Over the past few months, several US Department of Defence officials have announced their resignations after being at loggerheads with President Trump over a spate of sensitive issues, including those related to Ukraine.
The American magazine Foreign Policy has quoted unnamed sources as saying that as of next week, White House staffers will start interviewing political appointees at the US Department of Defence.
Washington called the upcoming 30-minute interviews “an opportunity for each appointee to discuss their career and interests for 2021 and beyond”, according to a White House email, seen by the magazine.
Chief Pentagon spokesperson Jonathan Rath Hoffman, for his part, told Foreign Policy that “these meetings were set up by DoD so that our political appointees could discuss second-term opportunities at the Department and throughout the [Trump] administration”.
The sources, in turn, said that senior Pentagon officials, including Defence Secretary Mark Esper, would not take part in the interviews which will most likely be used in order to root out those DoD officials who are not perceived as “sufficiently loyal” to President Donald Trump.
“I think the assumption is correct—aligned with Trump or you’re out”, one of the sources was cited by Foreign Policy as saying.
The remarks echoed those by former Pentagon policy chief Eric Edelman, who told the magazine that in his “30 years in government” he was “unaware of anything quite like this”, in an apparent nod to the interviews.

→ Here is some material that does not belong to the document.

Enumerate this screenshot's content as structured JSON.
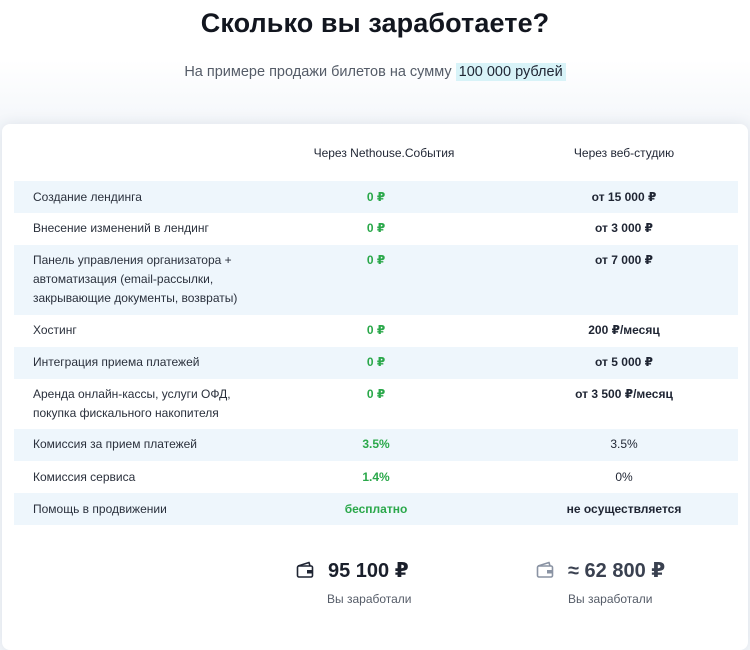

Ex-Pentagon official Jim Townsend, for his part, argued that “it’s fair that you want to do an evaluation of the appointees and current roles” but that he had “never heard of anyone doing a political litmus test between one term and the next”, something that Townsend said is “very odd”.
“What this White House personnel office is looking for is not people who are good for the job with the right expertise but complete loyalists […] regardless of whether they’re fit for the job”, he asserted.
The news of the forthcoming interviews comes after recent resignations by DoD officials who were seen as disloyal to Trump, among them Kathryn Wheelbarger, who served as assistant secretary of defence for international security affairs.
AFP 2020 / KHALED DESOUKI
They also included Deputy Under Secretary of Defence (Comptroller) Elaine McCusker, who stepped down after she raised concerns about the legality of the Ukraine military aid being held up by the Trump administration, an issue that finally prompted impeachment proceedings against President Trump last year.
Ukraine-related issues also resulted in the resignation of Pentagon policy chief John Rood in February.
In late December 2018, then-Defence Secretary Jim Mattis moved to stand down, citing in a resignation letter, that Trump needed to find a Pentagon chief whose views were more aligned with those of POTUS.